═════ SUPPLIED ENTRIES ═════
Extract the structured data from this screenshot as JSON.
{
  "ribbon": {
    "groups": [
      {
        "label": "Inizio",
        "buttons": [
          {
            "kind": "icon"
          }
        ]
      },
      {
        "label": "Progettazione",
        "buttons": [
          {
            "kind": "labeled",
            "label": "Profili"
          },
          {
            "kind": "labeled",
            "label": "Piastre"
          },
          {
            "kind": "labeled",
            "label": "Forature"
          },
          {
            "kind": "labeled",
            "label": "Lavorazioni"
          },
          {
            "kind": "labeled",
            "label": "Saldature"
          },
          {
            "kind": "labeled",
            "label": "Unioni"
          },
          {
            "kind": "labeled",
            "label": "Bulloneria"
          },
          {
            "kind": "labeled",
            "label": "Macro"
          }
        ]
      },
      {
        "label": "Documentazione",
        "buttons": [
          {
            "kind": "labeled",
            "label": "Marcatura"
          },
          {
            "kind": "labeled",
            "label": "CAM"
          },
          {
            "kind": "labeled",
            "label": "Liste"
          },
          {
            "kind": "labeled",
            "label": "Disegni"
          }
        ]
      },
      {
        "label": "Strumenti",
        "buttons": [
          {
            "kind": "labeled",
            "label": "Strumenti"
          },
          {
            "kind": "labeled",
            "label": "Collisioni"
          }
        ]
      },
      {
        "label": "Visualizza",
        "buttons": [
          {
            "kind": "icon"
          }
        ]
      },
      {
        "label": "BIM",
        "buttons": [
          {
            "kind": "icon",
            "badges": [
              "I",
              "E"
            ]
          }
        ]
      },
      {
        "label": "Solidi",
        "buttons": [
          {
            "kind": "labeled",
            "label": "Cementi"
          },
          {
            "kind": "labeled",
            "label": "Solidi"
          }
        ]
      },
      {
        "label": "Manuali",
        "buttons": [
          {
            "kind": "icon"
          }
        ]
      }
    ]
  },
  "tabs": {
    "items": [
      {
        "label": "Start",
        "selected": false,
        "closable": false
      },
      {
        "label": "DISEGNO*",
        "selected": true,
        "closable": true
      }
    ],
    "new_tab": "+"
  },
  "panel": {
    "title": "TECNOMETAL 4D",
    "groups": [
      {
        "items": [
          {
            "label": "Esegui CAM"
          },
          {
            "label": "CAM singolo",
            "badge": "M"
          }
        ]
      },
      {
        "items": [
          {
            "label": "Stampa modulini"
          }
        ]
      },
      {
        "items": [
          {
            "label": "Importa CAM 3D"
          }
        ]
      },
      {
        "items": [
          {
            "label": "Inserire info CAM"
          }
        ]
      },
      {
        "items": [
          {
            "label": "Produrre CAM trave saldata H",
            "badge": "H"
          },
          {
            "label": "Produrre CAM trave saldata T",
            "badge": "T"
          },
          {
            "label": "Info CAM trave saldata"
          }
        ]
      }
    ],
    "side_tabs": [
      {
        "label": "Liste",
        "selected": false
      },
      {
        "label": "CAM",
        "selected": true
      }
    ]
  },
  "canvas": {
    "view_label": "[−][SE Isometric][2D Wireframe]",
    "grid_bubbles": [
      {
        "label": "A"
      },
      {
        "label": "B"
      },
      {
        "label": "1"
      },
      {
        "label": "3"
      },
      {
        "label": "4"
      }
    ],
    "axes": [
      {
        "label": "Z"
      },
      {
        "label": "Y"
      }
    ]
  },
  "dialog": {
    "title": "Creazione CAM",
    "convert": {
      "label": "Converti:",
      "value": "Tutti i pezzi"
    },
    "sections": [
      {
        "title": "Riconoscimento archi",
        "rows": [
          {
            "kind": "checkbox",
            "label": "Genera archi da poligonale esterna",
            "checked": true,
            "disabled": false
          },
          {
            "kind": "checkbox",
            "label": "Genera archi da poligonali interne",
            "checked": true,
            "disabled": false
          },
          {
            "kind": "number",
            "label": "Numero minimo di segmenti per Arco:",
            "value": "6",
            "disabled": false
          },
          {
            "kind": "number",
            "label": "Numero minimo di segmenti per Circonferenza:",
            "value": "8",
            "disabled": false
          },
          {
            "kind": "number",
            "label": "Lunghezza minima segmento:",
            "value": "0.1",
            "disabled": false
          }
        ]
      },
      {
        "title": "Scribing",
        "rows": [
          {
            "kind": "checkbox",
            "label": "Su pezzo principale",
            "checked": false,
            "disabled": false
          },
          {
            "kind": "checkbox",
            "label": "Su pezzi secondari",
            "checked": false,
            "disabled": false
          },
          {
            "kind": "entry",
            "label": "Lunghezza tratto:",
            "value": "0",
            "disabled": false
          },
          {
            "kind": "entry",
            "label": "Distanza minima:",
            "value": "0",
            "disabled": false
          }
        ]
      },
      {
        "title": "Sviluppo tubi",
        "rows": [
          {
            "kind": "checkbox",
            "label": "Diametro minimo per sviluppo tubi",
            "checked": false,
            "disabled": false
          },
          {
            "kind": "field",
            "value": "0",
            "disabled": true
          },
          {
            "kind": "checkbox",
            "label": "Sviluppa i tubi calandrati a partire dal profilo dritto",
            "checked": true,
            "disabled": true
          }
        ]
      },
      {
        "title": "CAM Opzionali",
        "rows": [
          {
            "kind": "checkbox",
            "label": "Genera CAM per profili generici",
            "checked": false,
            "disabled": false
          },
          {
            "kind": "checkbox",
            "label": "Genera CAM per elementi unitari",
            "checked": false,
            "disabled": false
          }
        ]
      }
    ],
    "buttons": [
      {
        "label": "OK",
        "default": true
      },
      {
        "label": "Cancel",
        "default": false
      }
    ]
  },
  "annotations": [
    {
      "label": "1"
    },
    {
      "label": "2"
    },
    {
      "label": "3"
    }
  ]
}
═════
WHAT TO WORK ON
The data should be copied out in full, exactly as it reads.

EXPECTED ANSWER
Extract the structured data from this screenshot as JSON.
{
  "ribbon": {
    "groups": [
      {
        "label": "Inizio",
        "buttons": [
          {
            "kind": "icon"
          }
        ]
      },
      {
        "label": "Progettazione",
        "buttons": [
          {
            "kind": "labeled",
            "label": "Profili"
          },
          {
            "kind": "labeled",
            "label": "Piastre"
          },
          {
            "kind": "labeled",
            "label": "Forature"
          },
          {
            "kind": "labeled",
            "label": "Lavorazioni"
          },
          {
            "kind": "labeled",
            "label": "Saldature"
          },
          {
            "kind": "labeled",
            "label": "Unioni"
          },
          {
            "kind": "labeled",
            "label": "Bulloneria"
          },
          {
            "kind": "labeled",
            "label": "Macro"
          }
        ]
      },
      {
        "label": "Documentazione",
        "buttons": [
          {
            "kind": "labeled",
            "label": "Marcatura"
          },
          {
            "kind": "labeled",
            "label": "CAM"
          },
          {
            "kind": "labeled",
            "label": "Liste"
          },
          {
            "kind": "labeled",
            "label": "Disegni"
          }
        ]
      },
      {
        "label": "Strumenti",
        "buttons": [
          {
            "kind": "labeled",
            "label": "Strumenti"
          },
          {
            "kind": "labeled",
            "label": "Collisioni"
          }
        ]
      },
      {
        "label": "Visualizza",
        "buttons": [
          {
            "kind": "icon"
          }
        ]
      },
      {
        "label": "BIM",
        "buttons": [
          {
            "kind": "icon",
            "badges": [
              "I",
              "E"
            ]
          }
        ]
      },
      {
        "label": "Solidi",
        "buttons": [
          {
            "kind": "labeled",
            "label": "Cementi"
          },
          {
            "kind": "labeled",
            "label": "Solidi"
          }
        ]
      },
      {
        "label": "Manuali",
        "buttons": [
          {
            "kind": "icon"
          }
        ]
      }
    ]
  },
  "tabs": {
    "items": [
      {
        "label": "Start",
        "selected": false,
        "closable": false
      },
      {
        "label": "DISEGNO*",
        "selected": true,
        "closable": true
      }
    ],
    "new_tab": "+"
  },
  "panel": {
    "title": "TECNOMETAL 4D",
    "groups": [
      {
        "items": [
          {
            "label": "Esegui CAM"
          },
          {
            "label": "CAM singolo",
            "badge": "M"
          }
        ]
      },
      {
        "items": [
          {
            "label": "Stampa modulini"
          }
        ]
      },
      {
        "items": [
          {
            "label": "Importa CAM 3D"
          }
        ]
      },
      {
        "items": [
          {
            "label": "Inserire info CAM"
          }
        ]
      },
      {
        "items": [
          {
            "label": "Produrre CAM trave saldata H",
            "badge": "H"
          },
          {
            "label": "Produrre CAM trave saldata T",
            "badge": "T"
          },
          {
            "label": "Info CAM trave saldata"
          }
        ]
      }
    ],
    "side_tabs": [
      {
        "label": "Liste",
        "selected": false
      },
      {
        "label": "CAM",
        "selected": true
      }
    ]
  },
  "canvas": {
    "view_label": "[−][SE Isometric][2D Wireframe]",
    "grid_bubbles": [
      {
        "label": "A"
      },
      {
        "label": "B"
      },
      {
        "label": "1"
      },
      {
        "label": "3"
      },
      {
        "label": "4"
      }
    ],
    "axes": [
      {
        "label": "Z"
      },
      {
        "label": "Y"
      }
    ]
  },
  "dialog": {
    "title": "Creazione CAM",
    "convert": {
      "label": "Converti:",
      "value": "Tutti i pezzi"
    },
    "sections": [
      {
        "title": "Riconoscimento archi",
        "rows": [
          {
            "kind": "checkbox",
            "label": "Genera archi da poligonale esterna",
            "checked": true,
            "disabled": false
          },
          {
            "kind": "checkbox",
            "label": "Genera archi da poligonali interne",
            "checked": true,
            "disabled": false
          },
          {
            "kind": "number",
            "label": "Numero minimo di segmenti per Arco:",
            "value": "6",
            "disabled": false
          },
          {
            "kind": "number",
            "label": "Numero minimo di segmenti per Circonferenza:",
            "value": "8",
            "disabled": false
          },
          {
            "kind": "number",
            "label": "Lunghezza minima segmento:",
            "value": "0.1",
            "disabled": false
          }
        ]
      },
      {
        "title": "Scribing",
        "rows": [
          {
            "kind": "checkbox",
            "label": "Su pezzo principale",
            "checked": false,
            "disabled": false
          },
          {
            "kind": "checkbox",
            "label": "Su pezzi secondari",
            "checked": false,
            "disabled": false
          },
          {
            "kind": "entry",
            "label": "Lunghezza tratto:",
            "value": "0",
            "disabled": false
          },
          {
            "kind": "entry",
            "label": "Distanza minima:",
            "value": "0",
            "disabled": false
          }
        ]
      },
      {
        "title": "Sviluppo tubi",
        "rows": [
          {
            "kind": "checkbox",
            "label": "Diametro minimo per sviluppo tubi",
            "checked": false,
            "disabled": false
          },
          {
            "kind": "field",
            "value": "0",
            "disabled": true
          },
          {
            "kind": "checkbox",
            "label": "Sviluppa i tubi calandrati a partire dal profilo dritto",
            "checked": true,
            "disabled": true
          }
        ]
      },
      {
        "title": "CAM Opzionali",
        "rows": [
          {
            "kind": "checkbox",
            "label": "Genera CAM per profili generici",
            "checked": false,
            "disabled": false
          },
          {
            "kind": "checkbox",
            "label": "Genera CAM per elementi unitari",
            "checked": false,
            "disabled": false
          }
        ]
      }
    ],
    "buttons": [
      {
        "label": "OK",
        "default": true
      },
      {
        "label": "Cancel",
        "default": false
      }
    ]
  },
  "annotations": [
    {
      "label": "1"
    },
    {
      "label": "2"
    },
    {
      "label": "3"
    }
  ]
}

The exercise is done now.